Beside Supergirl’s hideous 70s outfit, another indicator of the times were the choice of story plots. I would even go as far as to say the stories were sexist. While Superman was busy beating up unstoppable villains, Supergirl was helping other girls work out relationship problems. An example would be Supergirl issue 3, where she doesn’t fight any super villains at all. At the end of the story, we see Supergirl crying because she was not able to get a date for the Valentine’s Day dance.
Now let’s take a step back and look at this scenario. Supergirl is stronger than Superman because she is his older cousin (it’s a long story, take my word on this). Now, for someone so powerful, we see Supergirl crying on the ground over boys. Seriously. I know this was a comic series geared toward girls. But if you ask me, it sends the wrong message.

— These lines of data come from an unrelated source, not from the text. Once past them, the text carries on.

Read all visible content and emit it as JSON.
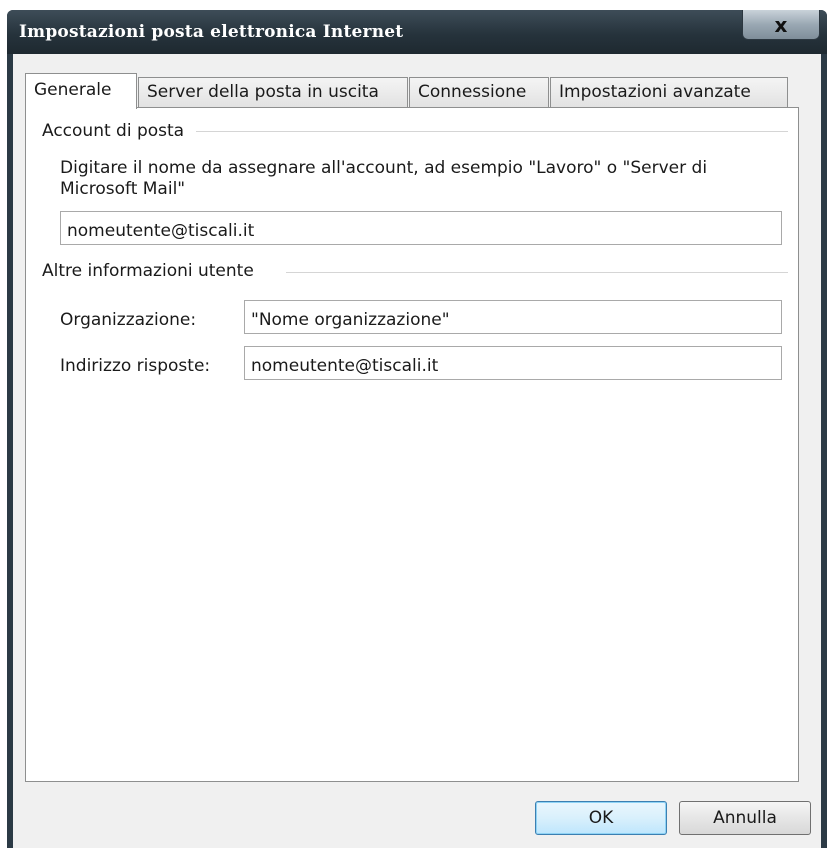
{
  "window": {
    "title": "Impostazioni posta elettronica Internet",
    "close_glyph": "x"
  },
  "tabs": [
    {
      "label": "Generale",
      "active": true
    },
    {
      "label": "Server della posta in uscita",
      "active": false
    },
    {
      "label": "Connessione",
      "active": false
    },
    {
      "label": "Impostazioni avanzate",
      "active": false
    }
  ],
  "account_group": {
    "label": "Account di posta",
    "description_line1": "Digitare il nome da assegnare all'account, ad esempio \"Lavoro\" o \"Server di",
    "description_line2": "Microsoft Mail\"",
    "account_name_value": "nomeutente@tiscali.it"
  },
  "user_info_group": {
    "label": "Altre informazioni utente",
    "organization_label": "Organizzazione:",
    "organization_value": "\"Nome organizzazione\"",
    "reply_address_label": "Indirizzo risposte:",
    "reply_address_value": "nomeutente@tiscali.it"
  },
  "buttons": {
    "ok_label": "OK",
    "cancel_label": "Annulla"
  },
  "colors": {
    "titlebar": "#26333c",
    "dialog_background": "#f0f0f0",
    "default_button_border": "#3c7fb1"
  }
}
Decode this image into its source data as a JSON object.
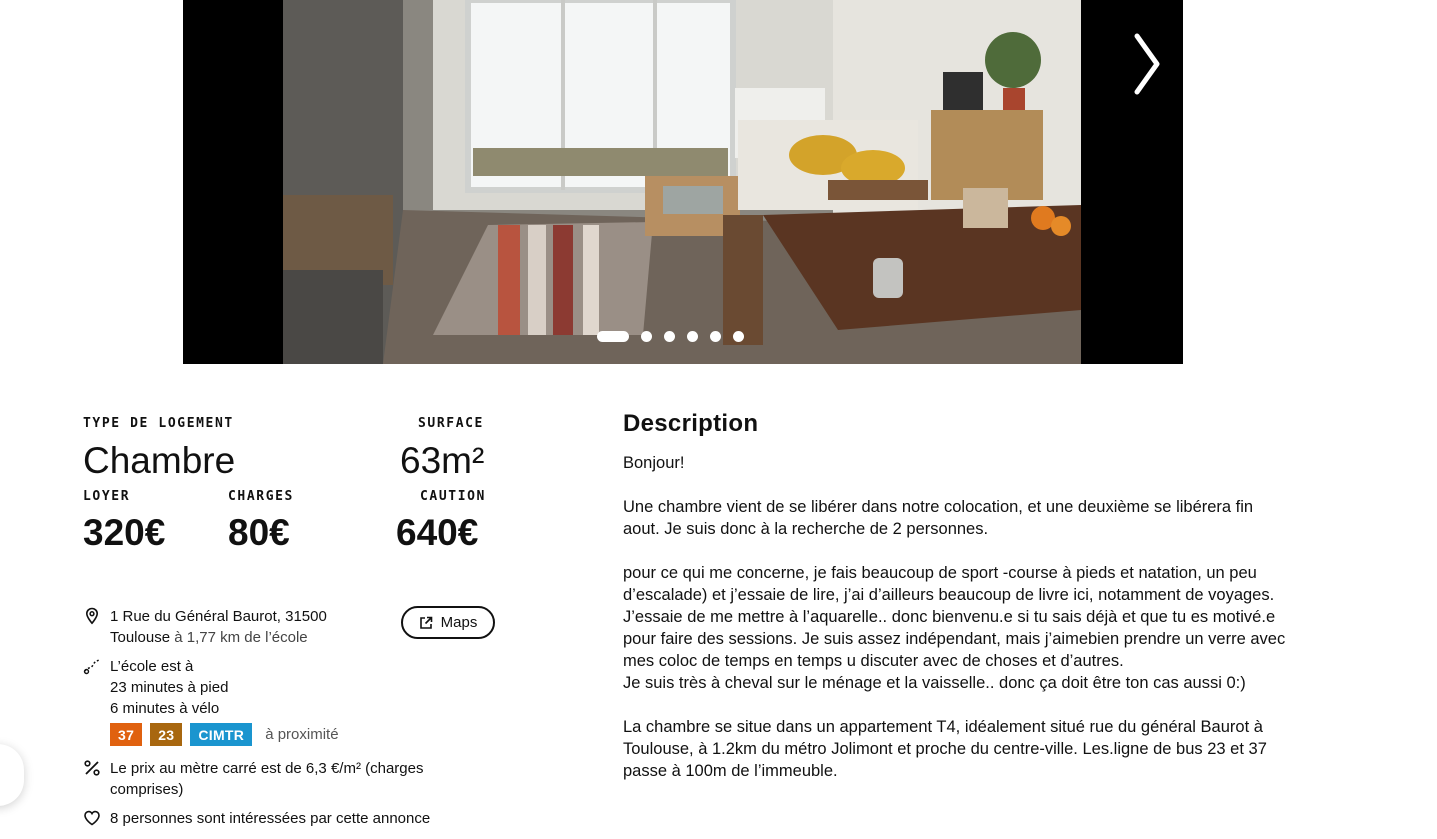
{
  "carousel": {
    "image_alt": "",
    "next_label": "",
    "slide_count": 6,
    "active_slide": 1
  },
  "listing": {
    "type_label": "TYPE DE LOGEMENT",
    "type_value": "Chambre",
    "surface_label": "SURFACE",
    "surface_value": "63m²",
    "rent_label": "LOYER",
    "rent_value": "320€",
    "charges_label": "CHARGES",
    "charges_value": "80€",
    "deposit_label": "CAUTION",
    "deposit_value": "640€"
  },
  "location": {
    "address_line1": "1 Rue du Général Baurot, 31500",
    "address_city": "Toulouse",
    "distance": "à 1,77 km de l’école",
    "maps_label": "Maps"
  },
  "commute": {
    "intro": "L’école est à",
    "walk": "23 minutes à pied",
    "bike": "6 minutes à vélo",
    "lines": [
      {
        "label": "37",
        "color": "#e0610f"
      },
      {
        "label": "23",
        "color": "#a8670f"
      },
      {
        "label": "CIMTR",
        "color": "#1a95cf"
      }
    ],
    "nearby": "à proximité"
  },
  "price_per_m2": "Le prix au mètre carré est de 6,3 €/m² (charges comprises)",
  "interested": "8 personnes sont intéressées par cette annonce",
  "description": {
    "title": "Description",
    "text": "Bonjour!\n\nUne chambre vient de se libérer dans notre colocation, et une deuxième se libérera fin aout. Je suis donc à la recherche de 2 personnes.\n\npour ce qui me concerne, je fais beaucoup de sport -course à pieds et natation, un peu d’escalade) et j’essaie de lire, j’ai d’ailleurs beaucoup de livre ici, notamment de voyages. J’essaie de me mettre à l’aquarelle.. donc bienvenu.e si tu sais déjà et que tu es motivé.e pour faire des sessions. Je suis assez indépendant, mais j’aimebien prendre un verre avec mes coloc de temps en temps u discuter avec de choses et d’autres.\nJe suis très à cheval sur le ménage et la vaisselle.. donc ça doit être ton cas aussi 0:)\n\nLa chambre se situe dans un appartement T4, idéalement situé rue du général Baurot à Toulouse, à 1.2km du métro Jolimont et proche du centre-ville. Les.ligne de bus 23 et 37 passe à 100m de l’immeuble."
  },
  "icons": {
    "next": "chevron-right-icon",
    "location": "map-pin-icon",
    "external": "external-link-icon",
    "walk": "walk-route-icon",
    "percent": "percent-icon",
    "heart": "heart-icon"
  }
}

Luckily, modern comics have been improved over the years. Supergirl is now portrayed as she should be: strong mind, will, and strength. If you are a fan, a good place to get Supergirl graphic novels is at Things From Another World. I love seeing all the cool stuff they have at that site.
I’m not sure why Supergirl was crying. I mean, she’s got super strength, X-ray vision, and heat vision. She could have easily burned her way through the wall of loneliness and gotten a date. But I guess sometimes it’s easier to cry and hope someone will come to your rescue. I mean, come on, with all her powers she could easily find a date without breaking a sweat. Maybe she was just having a moment of weakness, or maybe it was just a convenient plot device to drive home the idea that being popular and having a date is important, even if you’re Supergirl. Either way, it’s safe to say that modern interpretations of Supergirl are much more empowering and less stereotypical.
Leave me a comment below if you are a fan of Supergirl, or if you hate to see Supergirl crying.